Many of the Burmese military officials responsible for the Rohingya genocide also participated in the February 1, 2021, coup against Burma’s democratically elected government. Their regime has killed more than 1,670 people, including women and children, and unjustly detained at least 12,800 people, Blinken said.

The State Department issued an August 2018 report based on a survey of nearly 1,000 Rohingya refugees now living in Bangladesh. Among those:

  • All were forced to flee Burma.
  • Three-quarters witnessed members of Burma’s military kill someone.
  • More than half witnessed acts of sexual violence.
  • One in five witnessed a mass casualty event.

Blinken also noted that evidence shows the Burmese military clearly intended to destroy the Rohingya. Before attacks, they confiscated knives and machetes, marked Rohingya homes with red ribbons and blocked escape routes. Afterward, they sank boats carrying fleeing refugees.

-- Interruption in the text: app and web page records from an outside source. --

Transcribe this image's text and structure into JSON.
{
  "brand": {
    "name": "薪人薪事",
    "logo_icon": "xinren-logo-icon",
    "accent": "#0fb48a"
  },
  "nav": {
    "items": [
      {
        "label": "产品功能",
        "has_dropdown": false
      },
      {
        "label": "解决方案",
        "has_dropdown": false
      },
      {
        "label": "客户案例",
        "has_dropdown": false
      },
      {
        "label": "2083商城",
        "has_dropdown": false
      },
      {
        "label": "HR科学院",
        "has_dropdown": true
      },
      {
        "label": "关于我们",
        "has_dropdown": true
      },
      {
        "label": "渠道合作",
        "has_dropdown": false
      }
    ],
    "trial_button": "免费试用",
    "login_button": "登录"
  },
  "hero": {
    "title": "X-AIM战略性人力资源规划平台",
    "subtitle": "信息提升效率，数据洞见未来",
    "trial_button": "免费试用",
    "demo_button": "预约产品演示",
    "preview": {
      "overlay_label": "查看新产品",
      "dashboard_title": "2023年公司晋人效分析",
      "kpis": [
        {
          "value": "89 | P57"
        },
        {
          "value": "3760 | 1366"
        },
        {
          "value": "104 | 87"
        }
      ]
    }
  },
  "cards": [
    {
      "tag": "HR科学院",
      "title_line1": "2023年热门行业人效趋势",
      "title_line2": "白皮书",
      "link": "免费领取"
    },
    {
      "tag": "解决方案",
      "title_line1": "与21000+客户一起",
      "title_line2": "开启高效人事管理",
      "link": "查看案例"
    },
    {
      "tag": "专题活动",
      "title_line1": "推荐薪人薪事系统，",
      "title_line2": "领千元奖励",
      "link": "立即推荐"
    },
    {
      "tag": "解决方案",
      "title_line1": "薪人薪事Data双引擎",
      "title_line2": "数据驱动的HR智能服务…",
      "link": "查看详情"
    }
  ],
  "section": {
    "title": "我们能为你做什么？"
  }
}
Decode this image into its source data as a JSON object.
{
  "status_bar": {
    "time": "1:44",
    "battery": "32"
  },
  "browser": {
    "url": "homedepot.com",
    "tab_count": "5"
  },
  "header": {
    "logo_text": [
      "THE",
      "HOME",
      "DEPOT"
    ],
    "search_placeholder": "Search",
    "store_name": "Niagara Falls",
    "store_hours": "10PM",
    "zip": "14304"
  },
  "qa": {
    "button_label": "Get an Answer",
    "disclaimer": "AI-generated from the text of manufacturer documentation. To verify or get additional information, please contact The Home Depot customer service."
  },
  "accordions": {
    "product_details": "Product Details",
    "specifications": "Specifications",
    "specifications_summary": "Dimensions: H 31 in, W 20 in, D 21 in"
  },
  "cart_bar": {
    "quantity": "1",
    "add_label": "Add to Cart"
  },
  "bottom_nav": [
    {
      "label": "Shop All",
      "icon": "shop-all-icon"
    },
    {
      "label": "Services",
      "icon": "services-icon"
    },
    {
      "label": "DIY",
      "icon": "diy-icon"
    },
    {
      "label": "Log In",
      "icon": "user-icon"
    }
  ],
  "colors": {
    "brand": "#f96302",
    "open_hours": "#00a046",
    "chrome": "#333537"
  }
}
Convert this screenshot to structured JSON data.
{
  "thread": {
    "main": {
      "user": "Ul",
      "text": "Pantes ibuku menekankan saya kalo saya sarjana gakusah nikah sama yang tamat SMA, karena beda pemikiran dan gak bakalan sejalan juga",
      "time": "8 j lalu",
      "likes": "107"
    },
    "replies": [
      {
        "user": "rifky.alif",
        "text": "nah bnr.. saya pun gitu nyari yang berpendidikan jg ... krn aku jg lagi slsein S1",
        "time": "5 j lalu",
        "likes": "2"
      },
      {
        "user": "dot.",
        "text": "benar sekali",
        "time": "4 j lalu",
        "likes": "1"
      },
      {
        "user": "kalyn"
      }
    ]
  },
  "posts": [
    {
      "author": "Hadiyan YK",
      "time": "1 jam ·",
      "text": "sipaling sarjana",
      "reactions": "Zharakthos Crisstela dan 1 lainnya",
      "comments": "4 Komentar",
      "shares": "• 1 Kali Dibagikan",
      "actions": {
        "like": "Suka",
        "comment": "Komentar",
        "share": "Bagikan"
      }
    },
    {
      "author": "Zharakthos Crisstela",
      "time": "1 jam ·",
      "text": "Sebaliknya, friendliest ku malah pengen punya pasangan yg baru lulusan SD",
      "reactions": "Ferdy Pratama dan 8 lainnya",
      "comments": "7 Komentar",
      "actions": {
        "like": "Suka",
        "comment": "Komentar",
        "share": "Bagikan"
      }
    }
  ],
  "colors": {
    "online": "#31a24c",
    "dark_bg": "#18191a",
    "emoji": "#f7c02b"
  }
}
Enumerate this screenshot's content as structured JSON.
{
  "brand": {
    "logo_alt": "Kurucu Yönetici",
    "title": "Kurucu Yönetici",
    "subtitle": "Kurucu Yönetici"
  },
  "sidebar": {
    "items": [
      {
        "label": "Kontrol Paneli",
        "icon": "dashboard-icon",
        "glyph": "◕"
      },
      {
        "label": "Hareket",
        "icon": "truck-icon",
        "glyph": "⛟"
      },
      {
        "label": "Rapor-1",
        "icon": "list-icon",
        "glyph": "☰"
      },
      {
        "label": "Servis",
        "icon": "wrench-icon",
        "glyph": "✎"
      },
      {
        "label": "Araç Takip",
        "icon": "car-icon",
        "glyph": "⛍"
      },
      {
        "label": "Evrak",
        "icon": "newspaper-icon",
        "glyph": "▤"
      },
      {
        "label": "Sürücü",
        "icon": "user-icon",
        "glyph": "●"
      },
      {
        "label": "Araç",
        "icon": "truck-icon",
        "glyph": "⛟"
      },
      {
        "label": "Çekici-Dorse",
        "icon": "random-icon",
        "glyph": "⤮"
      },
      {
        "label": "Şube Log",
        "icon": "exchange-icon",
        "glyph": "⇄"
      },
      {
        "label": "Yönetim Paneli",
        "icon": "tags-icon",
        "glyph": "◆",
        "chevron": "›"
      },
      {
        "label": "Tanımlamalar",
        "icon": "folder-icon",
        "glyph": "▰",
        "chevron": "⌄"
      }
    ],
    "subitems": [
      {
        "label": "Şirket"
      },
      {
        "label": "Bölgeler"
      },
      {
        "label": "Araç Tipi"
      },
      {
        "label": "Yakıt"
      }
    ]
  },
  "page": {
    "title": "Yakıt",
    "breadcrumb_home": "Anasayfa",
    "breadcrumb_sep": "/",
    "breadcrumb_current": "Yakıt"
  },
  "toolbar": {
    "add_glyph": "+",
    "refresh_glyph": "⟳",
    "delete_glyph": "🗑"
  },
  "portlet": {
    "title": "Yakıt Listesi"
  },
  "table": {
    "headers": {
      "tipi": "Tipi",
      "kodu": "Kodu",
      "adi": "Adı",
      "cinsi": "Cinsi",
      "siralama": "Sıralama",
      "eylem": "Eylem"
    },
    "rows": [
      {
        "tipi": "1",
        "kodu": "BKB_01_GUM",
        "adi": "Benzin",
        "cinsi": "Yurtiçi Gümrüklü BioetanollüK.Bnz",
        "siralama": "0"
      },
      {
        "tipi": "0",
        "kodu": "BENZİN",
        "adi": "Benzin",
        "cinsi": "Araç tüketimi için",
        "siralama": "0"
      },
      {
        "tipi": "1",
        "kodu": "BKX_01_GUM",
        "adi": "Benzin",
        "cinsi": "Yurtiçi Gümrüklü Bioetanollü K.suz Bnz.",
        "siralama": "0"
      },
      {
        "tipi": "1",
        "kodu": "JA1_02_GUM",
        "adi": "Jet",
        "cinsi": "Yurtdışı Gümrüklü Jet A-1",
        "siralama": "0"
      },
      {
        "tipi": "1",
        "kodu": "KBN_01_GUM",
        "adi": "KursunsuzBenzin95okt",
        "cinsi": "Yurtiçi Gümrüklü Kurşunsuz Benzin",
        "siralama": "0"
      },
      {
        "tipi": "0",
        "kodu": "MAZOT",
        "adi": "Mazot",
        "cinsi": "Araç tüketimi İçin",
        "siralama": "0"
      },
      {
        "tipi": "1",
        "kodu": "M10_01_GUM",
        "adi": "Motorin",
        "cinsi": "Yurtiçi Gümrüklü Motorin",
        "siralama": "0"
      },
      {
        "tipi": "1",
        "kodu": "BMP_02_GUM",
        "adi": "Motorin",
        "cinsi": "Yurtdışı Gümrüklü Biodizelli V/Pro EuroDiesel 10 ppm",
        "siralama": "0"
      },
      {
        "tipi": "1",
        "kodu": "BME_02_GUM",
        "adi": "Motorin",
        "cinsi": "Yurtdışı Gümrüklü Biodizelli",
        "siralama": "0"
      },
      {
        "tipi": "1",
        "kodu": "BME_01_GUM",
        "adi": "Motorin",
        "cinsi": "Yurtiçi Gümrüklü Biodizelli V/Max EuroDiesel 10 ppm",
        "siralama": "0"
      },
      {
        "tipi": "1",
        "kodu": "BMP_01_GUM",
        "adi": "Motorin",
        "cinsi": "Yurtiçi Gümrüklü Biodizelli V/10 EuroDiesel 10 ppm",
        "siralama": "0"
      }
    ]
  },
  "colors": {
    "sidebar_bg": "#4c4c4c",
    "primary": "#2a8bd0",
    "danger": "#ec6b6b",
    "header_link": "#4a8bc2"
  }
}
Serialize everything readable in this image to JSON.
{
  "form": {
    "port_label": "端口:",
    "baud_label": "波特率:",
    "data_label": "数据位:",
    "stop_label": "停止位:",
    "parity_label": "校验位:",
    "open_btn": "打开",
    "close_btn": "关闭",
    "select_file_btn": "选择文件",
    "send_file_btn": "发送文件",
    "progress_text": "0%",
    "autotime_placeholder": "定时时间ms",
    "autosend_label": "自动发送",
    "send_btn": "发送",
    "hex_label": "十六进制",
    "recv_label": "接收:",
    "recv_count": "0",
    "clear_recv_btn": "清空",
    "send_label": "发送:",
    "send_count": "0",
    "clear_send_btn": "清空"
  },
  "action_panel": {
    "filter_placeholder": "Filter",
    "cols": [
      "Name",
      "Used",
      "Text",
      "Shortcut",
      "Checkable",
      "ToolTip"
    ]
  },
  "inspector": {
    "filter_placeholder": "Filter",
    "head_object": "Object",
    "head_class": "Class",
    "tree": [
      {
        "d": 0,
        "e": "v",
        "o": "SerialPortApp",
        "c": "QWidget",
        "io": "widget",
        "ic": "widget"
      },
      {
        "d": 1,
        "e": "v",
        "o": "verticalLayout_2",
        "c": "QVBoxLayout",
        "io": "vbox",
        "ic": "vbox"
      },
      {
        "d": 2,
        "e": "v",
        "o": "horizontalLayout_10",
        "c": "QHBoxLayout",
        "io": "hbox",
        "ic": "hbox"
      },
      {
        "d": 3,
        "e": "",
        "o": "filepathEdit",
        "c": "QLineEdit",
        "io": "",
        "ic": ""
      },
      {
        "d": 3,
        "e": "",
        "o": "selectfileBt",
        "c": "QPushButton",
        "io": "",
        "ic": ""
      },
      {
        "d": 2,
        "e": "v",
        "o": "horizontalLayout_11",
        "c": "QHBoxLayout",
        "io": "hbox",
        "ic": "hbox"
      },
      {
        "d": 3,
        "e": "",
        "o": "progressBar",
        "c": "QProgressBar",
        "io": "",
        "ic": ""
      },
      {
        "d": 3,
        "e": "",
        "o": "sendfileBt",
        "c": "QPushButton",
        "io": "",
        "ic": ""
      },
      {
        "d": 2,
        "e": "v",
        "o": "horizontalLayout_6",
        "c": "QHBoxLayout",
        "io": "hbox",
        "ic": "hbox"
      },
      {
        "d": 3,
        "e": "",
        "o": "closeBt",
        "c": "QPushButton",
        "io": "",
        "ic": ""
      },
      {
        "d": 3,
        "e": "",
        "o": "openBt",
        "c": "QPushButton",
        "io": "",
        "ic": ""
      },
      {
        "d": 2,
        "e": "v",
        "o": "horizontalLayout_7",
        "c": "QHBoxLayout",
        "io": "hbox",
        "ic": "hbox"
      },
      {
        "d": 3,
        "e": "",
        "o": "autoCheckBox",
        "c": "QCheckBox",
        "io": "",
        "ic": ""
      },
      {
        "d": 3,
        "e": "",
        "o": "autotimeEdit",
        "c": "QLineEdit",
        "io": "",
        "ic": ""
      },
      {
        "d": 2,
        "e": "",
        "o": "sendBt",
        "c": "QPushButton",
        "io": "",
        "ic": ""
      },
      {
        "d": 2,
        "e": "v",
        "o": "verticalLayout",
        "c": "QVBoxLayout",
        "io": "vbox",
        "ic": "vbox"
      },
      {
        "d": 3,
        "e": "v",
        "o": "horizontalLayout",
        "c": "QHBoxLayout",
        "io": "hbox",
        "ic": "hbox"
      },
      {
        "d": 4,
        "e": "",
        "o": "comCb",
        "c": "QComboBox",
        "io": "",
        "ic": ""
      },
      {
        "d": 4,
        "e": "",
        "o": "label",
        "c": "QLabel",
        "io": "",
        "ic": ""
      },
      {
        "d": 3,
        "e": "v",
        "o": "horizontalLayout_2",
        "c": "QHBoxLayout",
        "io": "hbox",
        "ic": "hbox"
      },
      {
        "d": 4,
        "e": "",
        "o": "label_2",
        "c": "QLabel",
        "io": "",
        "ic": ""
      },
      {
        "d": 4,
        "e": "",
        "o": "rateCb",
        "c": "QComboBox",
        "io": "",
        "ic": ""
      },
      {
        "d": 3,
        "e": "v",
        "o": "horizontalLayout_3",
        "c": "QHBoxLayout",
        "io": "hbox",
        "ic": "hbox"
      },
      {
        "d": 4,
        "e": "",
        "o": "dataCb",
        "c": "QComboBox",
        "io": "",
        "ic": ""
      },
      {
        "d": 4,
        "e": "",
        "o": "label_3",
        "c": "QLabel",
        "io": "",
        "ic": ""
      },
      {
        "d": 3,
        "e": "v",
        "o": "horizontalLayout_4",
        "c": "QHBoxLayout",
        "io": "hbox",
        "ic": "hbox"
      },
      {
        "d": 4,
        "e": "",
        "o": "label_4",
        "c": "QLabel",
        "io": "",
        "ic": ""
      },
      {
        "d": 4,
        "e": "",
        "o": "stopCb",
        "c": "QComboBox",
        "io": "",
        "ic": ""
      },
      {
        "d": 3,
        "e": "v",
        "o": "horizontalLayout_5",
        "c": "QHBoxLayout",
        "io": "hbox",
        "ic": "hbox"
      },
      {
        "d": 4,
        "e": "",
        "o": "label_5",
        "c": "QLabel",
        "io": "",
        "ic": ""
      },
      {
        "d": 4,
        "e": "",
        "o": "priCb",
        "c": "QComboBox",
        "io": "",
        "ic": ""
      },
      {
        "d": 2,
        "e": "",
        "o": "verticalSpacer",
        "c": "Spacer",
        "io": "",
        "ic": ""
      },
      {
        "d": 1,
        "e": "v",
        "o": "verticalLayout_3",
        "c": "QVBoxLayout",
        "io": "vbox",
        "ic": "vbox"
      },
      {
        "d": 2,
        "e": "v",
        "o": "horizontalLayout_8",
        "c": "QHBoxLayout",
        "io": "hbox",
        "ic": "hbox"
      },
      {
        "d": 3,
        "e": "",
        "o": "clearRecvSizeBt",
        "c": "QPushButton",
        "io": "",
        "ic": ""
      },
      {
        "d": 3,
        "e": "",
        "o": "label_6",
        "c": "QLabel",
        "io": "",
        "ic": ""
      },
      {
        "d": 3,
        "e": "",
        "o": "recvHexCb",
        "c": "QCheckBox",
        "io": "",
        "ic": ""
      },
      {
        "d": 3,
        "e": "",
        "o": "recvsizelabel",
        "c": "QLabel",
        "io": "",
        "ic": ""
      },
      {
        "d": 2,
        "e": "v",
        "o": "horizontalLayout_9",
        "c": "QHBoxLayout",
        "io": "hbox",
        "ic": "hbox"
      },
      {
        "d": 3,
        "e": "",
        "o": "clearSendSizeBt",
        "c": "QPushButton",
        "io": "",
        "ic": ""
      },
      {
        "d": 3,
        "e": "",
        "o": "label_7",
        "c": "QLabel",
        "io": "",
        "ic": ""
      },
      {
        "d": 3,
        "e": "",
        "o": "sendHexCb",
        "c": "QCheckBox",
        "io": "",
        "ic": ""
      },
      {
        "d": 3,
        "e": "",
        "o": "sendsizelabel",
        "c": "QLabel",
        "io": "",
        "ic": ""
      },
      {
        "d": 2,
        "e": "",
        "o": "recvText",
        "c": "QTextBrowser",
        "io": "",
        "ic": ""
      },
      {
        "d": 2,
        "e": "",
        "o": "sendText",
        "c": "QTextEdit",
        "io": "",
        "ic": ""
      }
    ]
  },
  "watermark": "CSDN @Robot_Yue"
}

A member of Burma’s military said his commanding officer told him to “shoot at every sight of a person” and to burn villages and rape and kill women.

Aerial view of remains of burned village (© Soe Zeya Tun/Reuters)
The remains of a burned Rohingya village near Maungdaw, Burma, September 27, 2017. (© Soe Zeya Tun/Reuters)

U.S. officials are working with international partners to promote accountability for those responsible for these atrocities as well as those committed against others across Burma, both before and after the coup.

In his March 21 remarks, Blinken said the U.S. determination of genocide recognizes the gravity of atrocities committed against the Rohingya and represents one step toward a day when all Burmese people can enjoy equal rights and dignity.

“The day will come when those responsible for the appalling acts will have to answer for them,” Blinken said of the Burmese military’s atrocities against the Rohingya.